During the day, owing to cloud, we never saw the Lhonak La, but the lie of the ground suggested that the east side would be relatively easy. It was decided that our next camp, if possible, should be on the col itself, and that one day should be devoted to an attempt to climb Kellas' Peak, a mountain on the frontier ridge to the south of the col (Pt. 6450 m. of Kurz's map).1
On the 19th July, at 7.15 a.m., we left the glacier camp. Shipton and I were roped for route-finding, but the glacier proved easy, and at 9.30 a.m. we were at the foot of a gentle snow-slope leading to the col. Shipton here decided to take a porter with him and try to reach the summit of the Lhonak peak. Owing to a slightly dilated heart I had to avoid any hurried climbing and did not accompany him, but went off with two other porters for a col north-west of the Lhonak peak, which seemed as though it might be a way back across the continuation of the Dodang Nyima range into the plains of Tibet. I reached the col at about 1 p.m., and found that it only led to the North Lhonak glacier and that the descent would be difficult or impossible. Shipton reached the summit of the Lhonak peak shortly afterwards, and descended hurriedly as snow was imminent.

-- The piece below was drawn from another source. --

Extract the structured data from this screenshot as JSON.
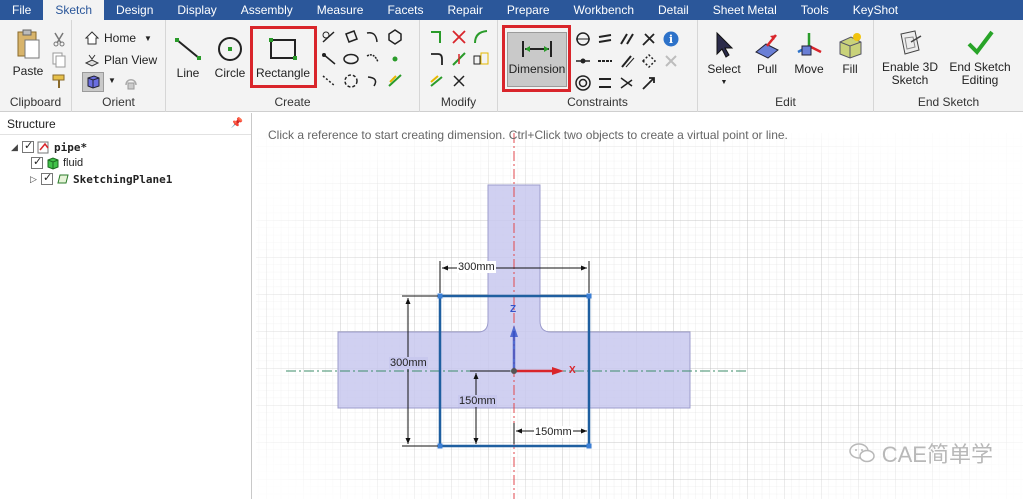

At our camp on the Lhonak La we had gentle snow from 3 p.m. At 1.30 a.m. the porters brought us tea, thinking that it was just before dawn, and we found that already there was 6-8 in. of new snow. We gave up the idea of climbing Kellas' Peak and only hoped that we should be able to descend the east side of the Lhonak La without undue delay. By 5 a.m. the snow had stopped, and while the porters were packing up the camp, Shipton and I descended the pass a little, and decided on the route which we would attempt. At 6 a.m. we and the porters, who were heavily laden, since they would not jettison any of the food, began the descent.

Smythe had told us what he remembered of the route taken by Gourlay and Eversden, so that where the slope from the col began to be crevassed we went over to the rocks on the north side. These were liable to be swept by avalanches, and were too difficult for heavily-laden porters to race over. So a route down the centre of the glacier was tried, but this led to an impassable ice-fall not clearly seen from above. We therefore returned with Aila, one of our porters, to the rocks under the Lhonak peak, and while we stood debating the extent of the risk from avalanches, Aila unroped, crossed over to the rocks, and worked out a zigzag route along ledges which, owing to the general steepness of the rocks, afforded reasonable protection from avalanches. Down these rocks the porters carried their loads except for two short pitches where they had to be lowered. Then we raced away from danger over the deeply snow-covered Lhonak glacier.

1 This peak was apparently climbed by Dr. Kellas. Another mountain, 23,180 feet, north of Mount Everest, has also frequently been called Kellas' Peak, a practice which should be given up to avoid confusion.

[1]
Away from the steep slopes of the Lhonak peak we returned to the north side of the central Lhonak glacier, and walked down moraines to a point about a mile above the snout of the glacier. Here we were able to camp, as we fortunately found an old dump of rhododendron fuel left by some other party. From this camp, in two marches by way of the Lungnak La, we reached the Tangu Rest-house.

During the whole journey the tops of the mountains were largely obscured except in the early mornings, but we only had snow on the Lhonak La and one shower of rain when we were about half-way down the Lhonak valley.


[1] Photographs of the Lhonak La from the south and south-east will be found opposite page 128 in the Himalayan Journal, vol. iv, 1932, and opposite pages 265 and 304 in Prof. Dyhrenfurth's Himalaya: Unsere Expedition 1930, Berlin.